### Instructions to follow
Copy the records below exactly, leaving out any pictures.

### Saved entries
++++++++
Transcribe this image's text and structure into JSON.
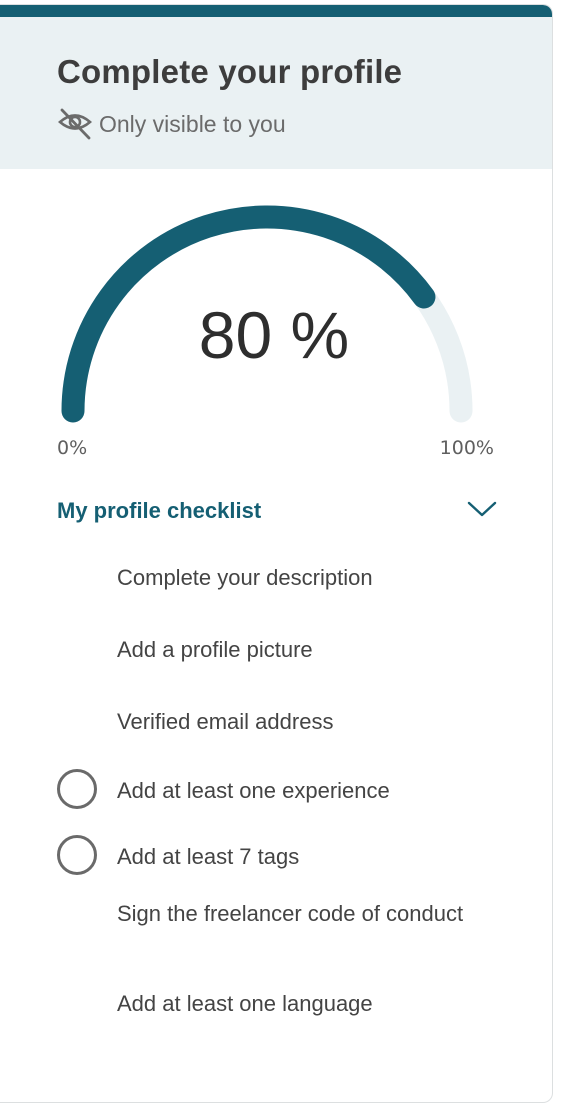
{
  "header": {
    "title": "Complete your profile",
    "visibility_note": "Only visible to you",
    "visibility_icon": "eye-slash-icon"
  },
  "progress": {
    "value_percent": 80,
    "label": "80 %",
    "min_label": "0%",
    "max_label": "100%",
    "track_color": "#eaf1f3",
    "fill_color": "#155f73"
  },
  "checklist": {
    "title": "My profile checklist",
    "toggle_icon": "chevron-down-icon",
    "items": [
      {
        "label": "Complete your description",
        "completed": true
      },
      {
        "label": "Add a profile picture",
        "completed": true
      },
      {
        "label": "Verified email address",
        "completed": true
      },
      {
        "label": "Add at least one experience",
        "completed": false
      },
      {
        "label": "Add at least 7 tags",
        "completed": false
      },
      {
        "label": "Sign the freelancer code of conduct",
        "completed": true
      },
      {
        "label": "Add at least one language",
        "completed": true
      }
    ]
  },
  "colors": {
    "accent": "#155f73",
    "header_bg": "#eaf1f3"
  }
}
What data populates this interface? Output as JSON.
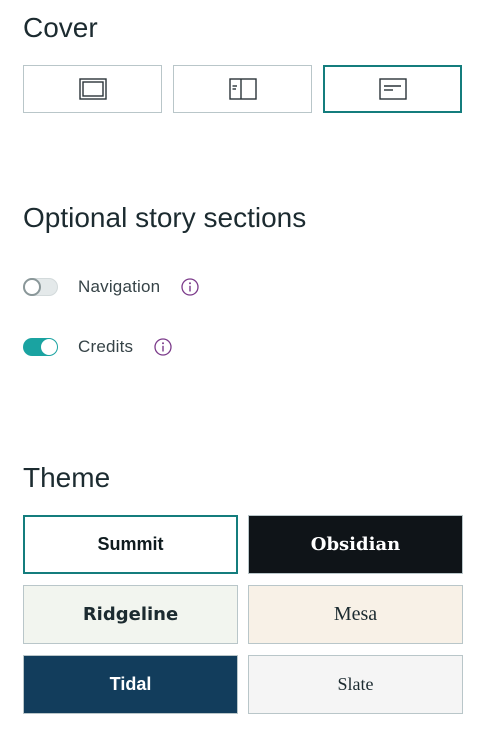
{
  "cover": {
    "title": "Cover",
    "options": [
      {
        "name": "full",
        "selected": false
      },
      {
        "name": "sidebyside",
        "selected": false
      },
      {
        "name": "minimal",
        "selected": true
      }
    ]
  },
  "sections": {
    "title": "Optional story sections",
    "items": [
      {
        "label": "Navigation",
        "enabled": false
      },
      {
        "label": "Credits",
        "enabled": true
      }
    ]
  },
  "theme": {
    "title": "Theme",
    "tiles": [
      {
        "label": "Summit",
        "bg": "#ffffff",
        "color": "#0f1b1f",
        "selected": true
      },
      {
        "label": "Obsidian",
        "bg": "#0f1418",
        "color": "#ffffff",
        "selected": false
      },
      {
        "label": "Ridgeline",
        "bg": "#f2f5ef",
        "color": "#1c2b30",
        "selected": false
      },
      {
        "label": "Mesa",
        "bg": "#f8f1e7",
        "color": "#1c2b30",
        "selected": false
      },
      {
        "label": "Tidal",
        "bg": "#123d5c",
        "color": "#ffffff",
        "selected": false
      },
      {
        "label": "Slate",
        "bg": "#f5f5f5",
        "color": "#1c2b30",
        "selected": false
      }
    ]
  },
  "colors": {
    "accent": "#147d7d",
    "toggle_on": "#1aa3a1",
    "info_icon": "#7b3a8a"
  }
}
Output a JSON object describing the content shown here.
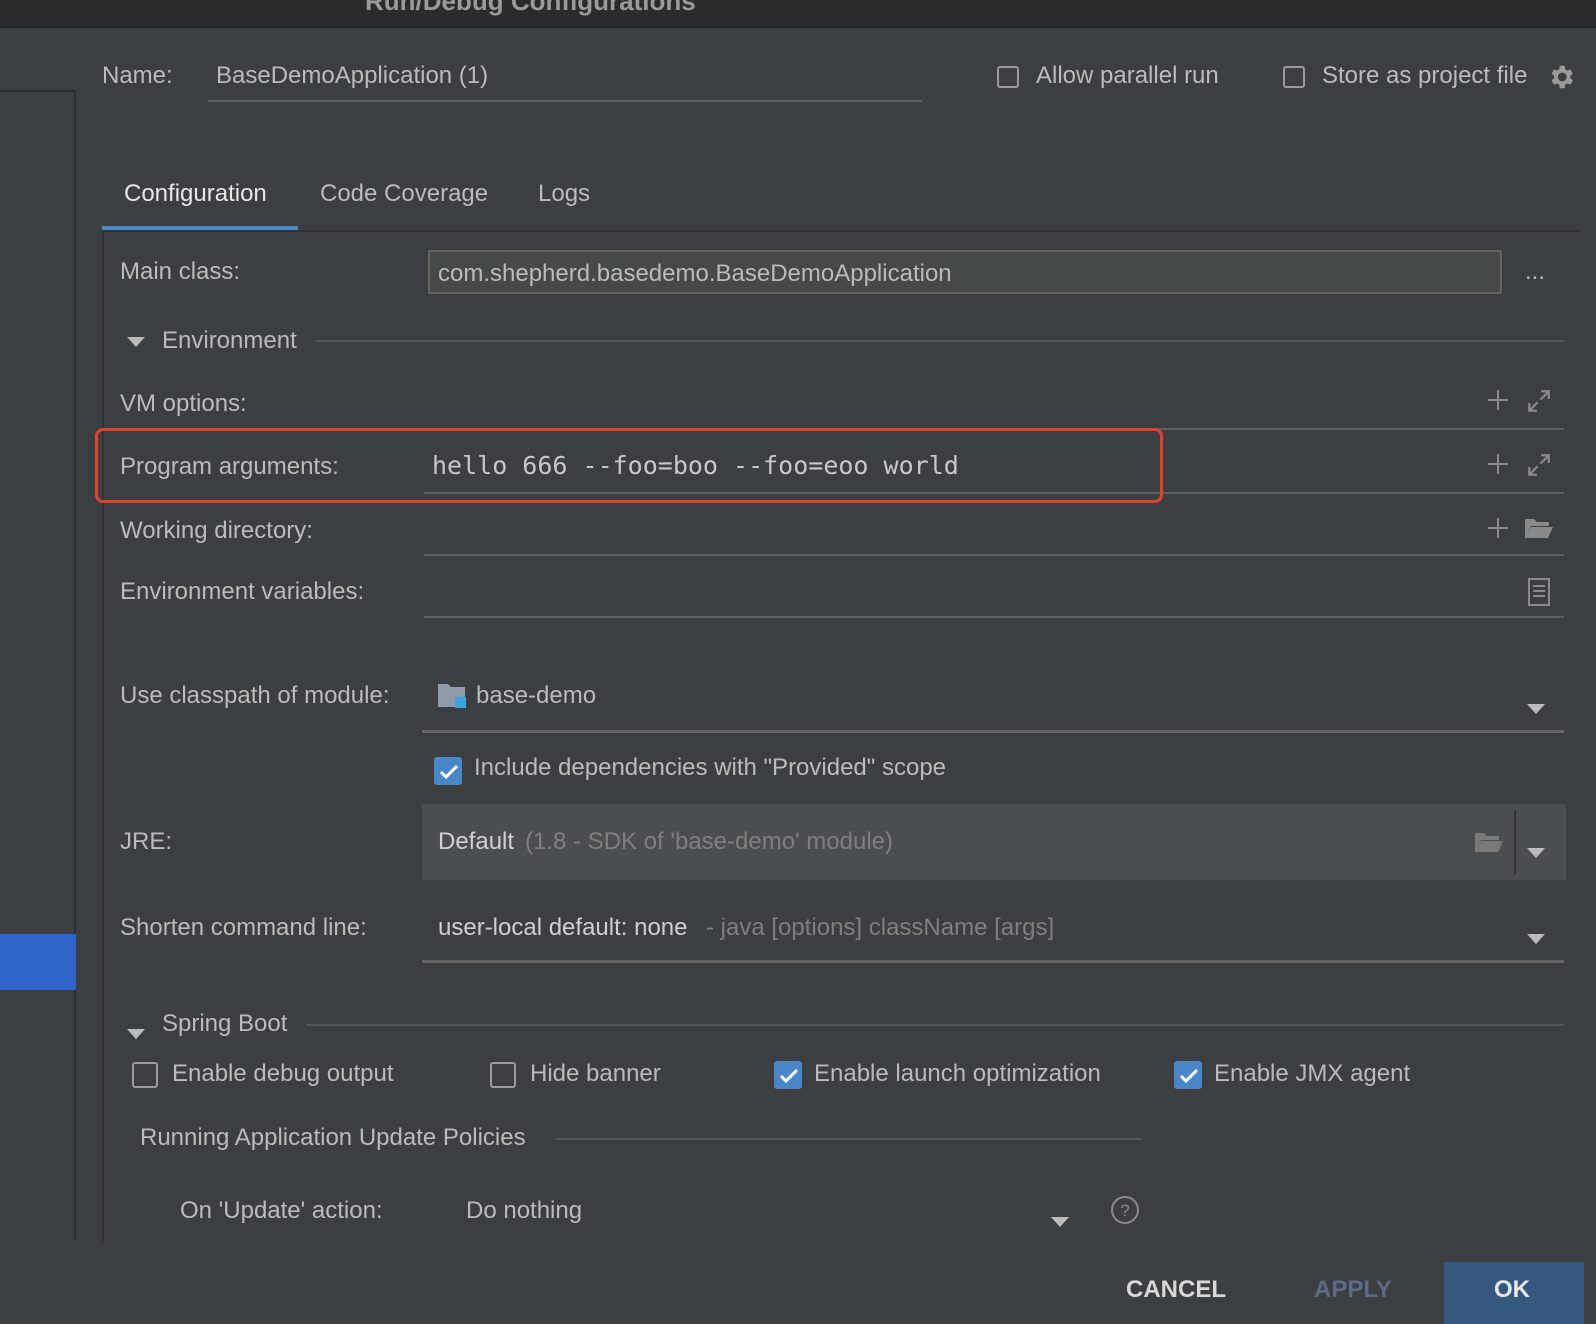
{
  "window": {
    "title": "Run/Debug Configurations"
  },
  "header": {
    "name_label": "Name:",
    "name_value": "BaseDemoApplication (1)",
    "allow_parallel_label": "Allow parallel run",
    "allow_parallel_checked": false,
    "store_project_label": "Store as project file",
    "store_project_checked": false
  },
  "tabs": [
    {
      "label": "Configuration",
      "active": true
    },
    {
      "label": "Code Coverage",
      "active": false
    },
    {
      "label": "Logs",
      "active": false
    }
  ],
  "main_class": {
    "label": "Main class:",
    "value": "com.shepherd.basedemo.BaseDemoApplication",
    "browse": "..."
  },
  "environment": {
    "section_label": "Environment",
    "vm_options_label": "VM options:",
    "vm_options_value": "",
    "program_args_label": "Program arguments:",
    "program_args_value": "hello 666 --foo=boo --foo=eoo world",
    "working_dir_label": "Working directory:",
    "working_dir_value": "",
    "env_vars_label": "Environment variables:",
    "env_vars_value": ""
  },
  "classpath": {
    "label": "Use classpath of module:",
    "module": "base-demo",
    "include_provided_label": "Include dependencies with \"Provided\" scope",
    "include_provided_checked": true
  },
  "jre": {
    "label": "JRE:",
    "value": "Default",
    "detail": "(1.8 - SDK of 'base-demo' module)"
  },
  "shorten": {
    "label": "Shorten command line:",
    "value": "user-local default: none",
    "detail": "- java [options] className [args]"
  },
  "spring_boot": {
    "section_label": "Spring Boot",
    "enable_debug_label": "Enable debug output",
    "enable_debug_checked": false,
    "hide_banner_label": "Hide banner",
    "hide_banner_checked": false,
    "launch_opt_label": "Enable launch optimization",
    "launch_opt_checked": true,
    "jmx_label": "Enable JMX agent",
    "jmx_checked": true,
    "update_policies_label": "Running Application Update Policies",
    "on_update_label": "On 'Update' action:",
    "on_update_value": "Do nothing"
  },
  "footer": {
    "cancel": "CANCEL",
    "apply": "APPLY",
    "ok": "OK"
  },
  "colors": {
    "background": "#3c3f41",
    "accent": "#4a87c9",
    "ok_button": "#365880",
    "highlight_box": "#e0412e"
  }
}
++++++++
### Solution to the problem
Transcribe this image's text and structure into JSON.
{
  "header": {
    "title": "Complete your profile",
    "visibility_note": "Only visible to you",
    "visibility_icon": "eye-slash-icon"
  },
  "progress": {
    "value_percent": 80,
    "label": "80 %",
    "min_label": "0%",
    "max_label": "100%",
    "track_color": "#eaf1f3",
    "fill_color": "#155f73"
  },
  "checklist": {
    "title": "My profile checklist",
    "toggle_icon": "chevron-down-icon",
    "items": [
      {
        "label": "Complete your description",
        "completed": true
      },
      {
        "label": "Add a profile picture",
        "completed": true
      },
      {
        "label": "Verified email address",
        "completed": true
      },
      {
        "label": "Add at least one experience",
        "completed": false
      },
      {
        "label": "Add at least 7 tags",
        "completed": false
      },
      {
        "label": "Sign the freelancer code of conduct",
        "completed": true
      },
      {
        "label": "Add at least one language",
        "completed": true
      }
    ]
  },
  "colors": {
    "accent": "#155f73",
    "header_bg": "#eaf1f3"
  }
}
What data populates this interface? Output as JSON.
{
  "cover": {
    "title": "Cover",
    "options": [
      {
        "name": "full",
        "selected": false
      },
      {
        "name": "sidebyside",
        "selected": false
      },
      {
        "name": "minimal",
        "selected": true
      }
    ]
  },
  "sections": {
    "title": "Optional story sections",
    "items": [
      {
        "label": "Navigation",
        "enabled": false
      },
      {
        "label": "Credits",
        "enabled": true
      }
    ]
  },
  "theme": {
    "title": "Theme",
    "tiles": [
      {
        "label": "Summit",
        "bg": "#ffffff",
        "color": "#0f1b1f",
        "selected": true
      },
      {
        "label": "Obsidian",
        "bg": "#0f1418",
        "color": "#ffffff",
        "selected": false
      },
      {
        "label": "Ridgeline",
        "bg": "#f2f5ef",
        "color": "#1c2b30",
        "selected": false
      },
      {
        "label": "Mesa",
        "bg": "#f8f1e7",
        "color": "#1c2b30",
        "selected": false
      },
      {
        "label": "Tidal",
        "bg": "#123d5c",
        "color": "#ffffff",
        "selected": false
      },
      {
        "label": "Slate",
        "bg": "#f5f5f5",
        "color": "#1c2b30",
        "selected": false
      }
    ]
  },
  "colors": {
    "accent": "#147d7d",
    "toggle_on": "#1aa3a1",
    "info_icon": "#7b3a8a"
  }
}
Output a JSON object describing the content shown here.
{
  "window": {
    "title": "Run/Debug Configurations"
  },
  "header": {
    "name_label": "Name:",
    "name_value": "BaseDemoApplication (1)",
    "allow_parallel_label": "Allow parallel run",
    "allow_parallel_checked": false,
    "store_project_label": "Store as project file",
    "store_project_checked": false
  },
  "tabs": [
    {
      "label": "Configuration",
      "active": true
    },
    {
      "label": "Code Coverage",
      "active": false
    },
    {
      "label": "Logs",
      "active": false
    }
  ],
  "main_class": {
    "label": "Main class:",
    "value": "com.shepherd.basedemo.BaseDemoApplication",
    "browse": "..."
  },
  "environment": {
    "section_label": "Environment",
    "vm_options_label": "VM options:",
    "vm_options_value": "",
    "program_args_label": "Program arguments:",
    "program_args_value": "hello 666 --foo=boo --foo=eoo world",
    "working_dir_label": "Working directory:",
    "working_dir_value": "",
    "env_vars_label": "Environment variables:",
    "env_vars_value": ""
  },
  "classpath": {
    "label": "Use classpath of module:",
    "module": "base-demo",
    "include_provided_label": "Include dependencies with \"Provided\" scope",
    "include_provided_checked": true
  },
  "jre": {
    "label": "JRE:",
    "value": "Default",
    "detail": "(1.8 - SDK of 'base-demo' module)"
  },
  "shorten": {
    "label": "Shorten command line:",
    "value": "user-local default: none",
    "detail": "- java [options] className [args]"
  },
  "spring_boot": {
    "section_label": "Spring Boot",
    "enable_debug_label": "Enable debug output",
    "enable_debug_checked": false,
    "hide_banner_label": "Hide banner",
    "hide_banner_checked": false,
    "launch_opt_label": "Enable launch optimization",
    "launch_opt_checked": true,
    "jmx_label": "Enable JMX agent",
    "jmx_checked": true,
    "update_policies_label": "Running Application Update Policies",
    "on_update_label": "On 'Update' action:",
    "on_update_value": "Do nothing"
  },
  "footer": {
    "cancel": "CANCEL",
    "apply": "APPLY",
    "ok": "OK"
  },
  "colors": {
    "background": "#3c3f41",
    "accent": "#4a87c9",
    "ok_button": "#365880",
    "highlight_box": "#e0412e"
  }
}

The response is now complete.